_AIM OF THE EXERCISE_: Set down all of the entries word for word, omitting the images they contain.

_SOURCE DATA_:
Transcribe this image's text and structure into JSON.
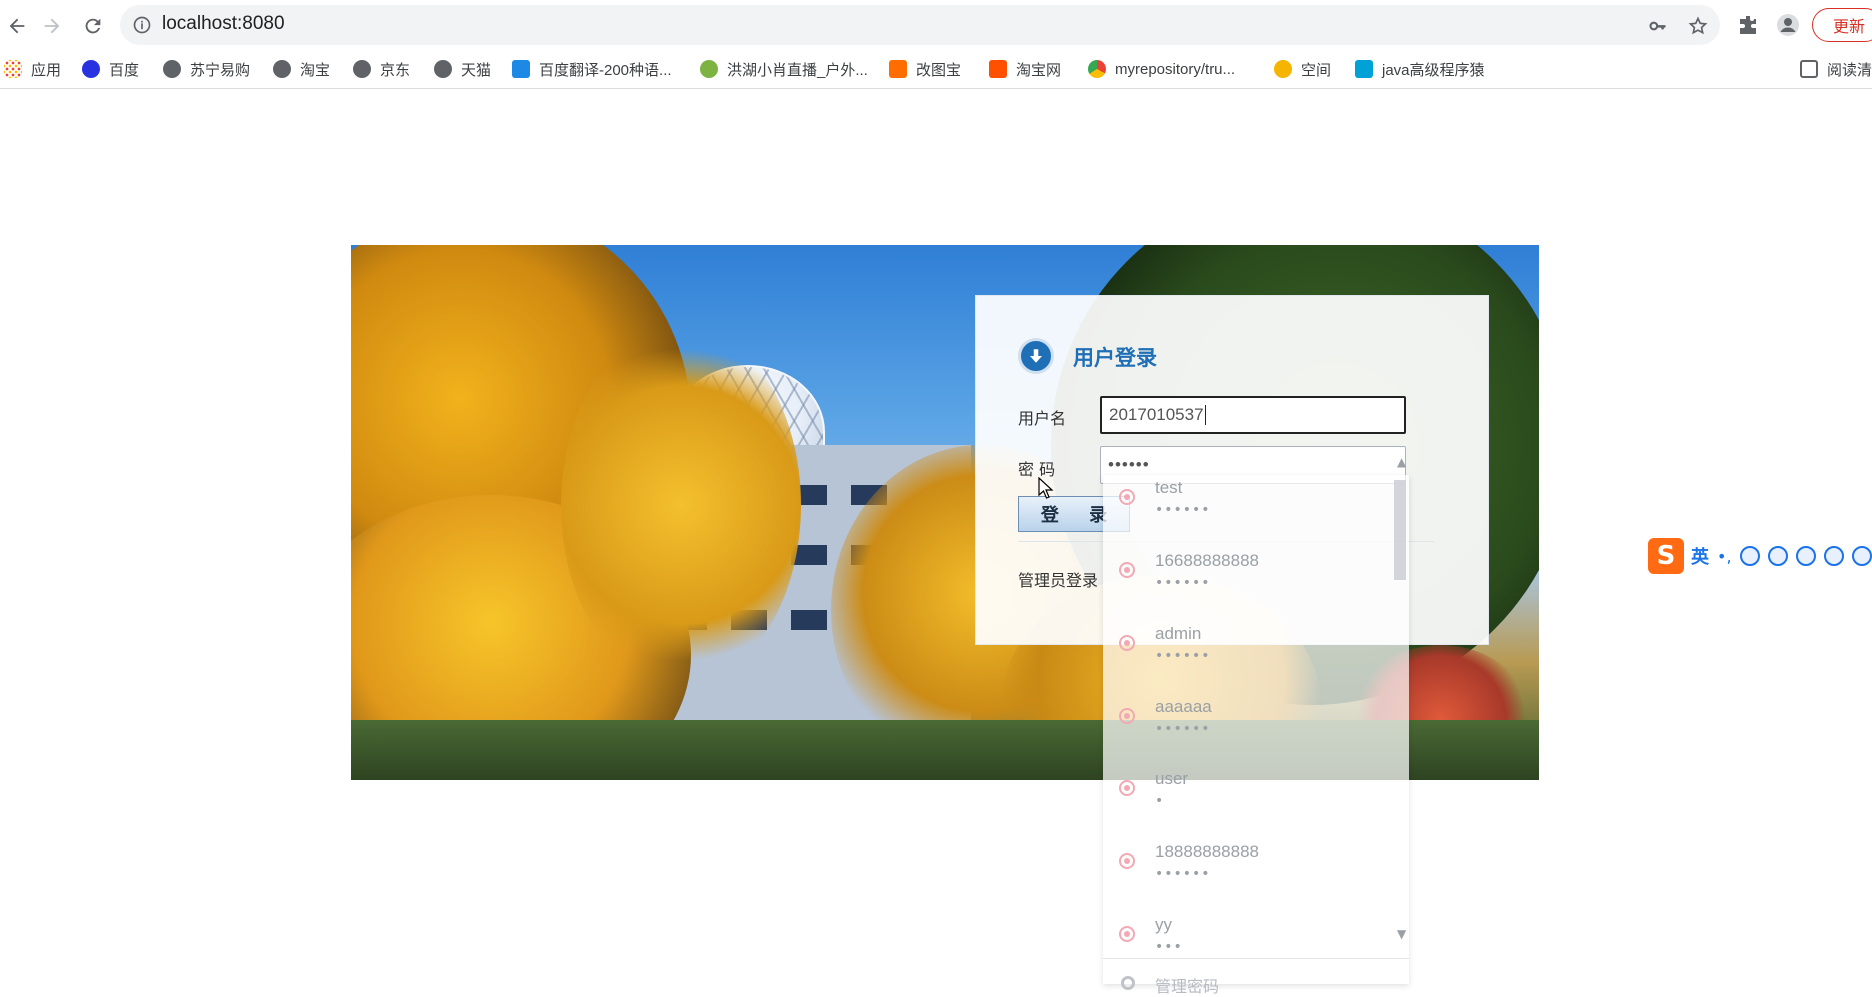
{
  "browser": {
    "url": "localhost:8080",
    "update_label": "更新",
    "reader_label": "阅读清",
    "bookmarks": [
      {
        "label": "应用",
        "icon": "apps-grid-icon",
        "color": "#ea4335"
      },
      {
        "label": "百度",
        "icon": "baidu-paw-icon",
        "color": "#2932e1"
      },
      {
        "label": "苏宁易购",
        "icon": "globe-icon",
        "color": "#5f6368"
      },
      {
        "label": "淘宝",
        "icon": "globe-icon",
        "color": "#5f6368"
      },
      {
        "label": "京东",
        "icon": "globe-icon",
        "color": "#5f6368"
      },
      {
        "label": "天猫",
        "icon": "globe-icon",
        "color": "#5f6368"
      },
      {
        "label": "百度翻译-200种语...",
        "icon": "translate-icon",
        "color": "#1e88e5"
      },
      {
        "label": "洪湖小肖直播_户外...",
        "icon": "live-icon",
        "color": "#7cb342"
      },
      {
        "label": "改图宝",
        "icon": "gaitubao-icon",
        "color": "#ff6d00"
      },
      {
        "label": "淘宝网",
        "icon": "taobao-icon",
        "color": "#ff5000"
      },
      {
        "label": "myrepository/tru...",
        "icon": "chrome-icon",
        "color": "#34a853"
      },
      {
        "label": "空间",
        "icon": "qzone-icon",
        "color": "#f4b400"
      },
      {
        "label": "java高级程序猿",
        "icon": "bilibili-icon",
        "color": "#00a1d6"
      }
    ]
  },
  "login": {
    "title": "用户登录",
    "username_label": "用户名",
    "username_value": "2017010537",
    "password_label": "密 码",
    "password_value": "••••••",
    "submit_label": "登 录",
    "admin_link": "管理员登录"
  },
  "autofill": {
    "items": [
      {
        "username": "test",
        "password": "••••••"
      },
      {
        "username": "16688888888",
        "password": "••••••"
      },
      {
        "username": "admin",
        "password": "••••••"
      },
      {
        "username": "aaaaaa",
        "password": "••••••"
      },
      {
        "username": "user",
        "password": "•"
      },
      {
        "username": "18888888888",
        "password": "••••••"
      },
      {
        "username": "yy",
        "password": "•••"
      }
    ],
    "footer_label": "管理密码"
  },
  "ime": {
    "logo": "S",
    "lang": "英",
    "punct": "•,"
  }
}
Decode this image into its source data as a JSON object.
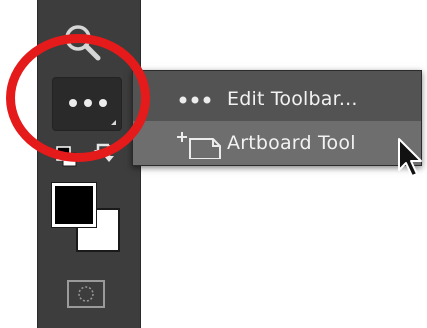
{
  "toolbar": {
    "tools": [
      {
        "icon": "zoom-icon"
      },
      {
        "icon": "ellipsis-icon",
        "role": "edit-toolbar"
      }
    ],
    "colors": {
      "foreground": "#000000",
      "background": "#ffffff"
    }
  },
  "flyout_menu": {
    "items": [
      {
        "label": "Edit Toolbar...",
        "icon": "ellipsis-icon"
      },
      {
        "label": "Artboard Tool",
        "icon": "artboard-icon",
        "highlighted": true
      }
    ]
  },
  "colors": {
    "toolbar_bg": "#3d3d3d",
    "menu_bg": "#535353",
    "menu_highlight": "#6e6e6e",
    "annotation_red": "#e51a1a"
  }
}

_WRITTEN SOLUTION_:
Transcribe this image's text and structure into JSON.
{
  "browser": {
    "url": "localhost:8080",
    "update_label": "更新",
    "reader_label": "阅读清",
    "bookmarks": [
      {
        "label": "应用",
        "icon": "apps-grid-icon",
        "color": "#ea4335"
      },
      {
        "label": "百度",
        "icon": "baidu-paw-icon",
        "color": "#2932e1"
      },
      {
        "label": "苏宁易购",
        "icon": "globe-icon",
        "color": "#5f6368"
      },
      {
        "label": "淘宝",
        "icon": "globe-icon",
        "color": "#5f6368"
      },
      {
        "label": "京东",
        "icon": "globe-icon",
        "color": "#5f6368"
      },
      {
        "label": "天猫",
        "icon": "globe-icon",
        "color": "#5f6368"
      },
      {
        "label": "百度翻译-200种语...",
        "icon": "translate-icon",
        "color": "#1e88e5"
      },
      {
        "label": "洪湖小肖直播_户外...",
        "icon": "live-icon",
        "color": "#7cb342"
      },
      {
        "label": "改图宝",
        "icon": "gaitubao-icon",
        "color": "#ff6d00"
      },
      {
        "label": "淘宝网",
        "icon": "taobao-icon",
        "color": "#ff5000"
      },
      {
        "label": "myrepository/tru...",
        "icon": "chrome-icon",
        "color": "#34a853"
      },
      {
        "label": "空间",
        "icon": "qzone-icon",
        "color": "#f4b400"
      },
      {
        "label": "java高级程序猿",
        "icon": "bilibili-icon",
        "color": "#00a1d6"
      }
    ]
  },
  "login": {
    "title": "用户登录",
    "username_label": "用户名",
    "username_value": "2017010537",
    "password_label": "密 码",
    "password_value": "••••••",
    "submit_label": "登 录",
    "admin_link": "管理员登录"
  },
  "autofill": {
    "items": [
      {
        "username": "test",
        "password": "••••••"
      },
      {
        "username": "16688888888",
        "password": "••••••"
      },
      {
        "username": "admin",
        "password": "••••••"
      },
      {
        "username": "aaaaaa",
        "password": "••••••"
      },
      {
        "username": "user",
        "password": "•"
      },
      {
        "username": "18888888888",
        "password": "••••••"
      },
      {
        "username": "yy",
        "password": "•••"
      }
    ],
    "footer_label": "管理密码"
  },
  "ime": {
    "logo": "S",
    "lang": "英",
    "punct": "•,"
  }
}
Decode this image into its source data as a JSON object.
{
  "toolbar": {
    "tools": [
      {
        "icon": "zoom-icon"
      },
      {
        "icon": "ellipsis-icon",
        "role": "edit-toolbar"
      }
    ],
    "colors": {
      "foreground": "#000000",
      "background": "#ffffff"
    }
  },
  "flyout_menu": {
    "items": [
      {
        "label": "Edit Toolbar...",
        "icon": "ellipsis-icon"
      },
      {
        "label": "Artboard Tool",
        "icon": "artboard-icon",
        "highlighted": true
      }
    ]
  },
  "colors": {
    "toolbar_bg": "#3d3d3d",
    "menu_bg": "#535353",
    "menu_highlight": "#6e6e6e",
    "annotation_red": "#e51a1a"
  }
}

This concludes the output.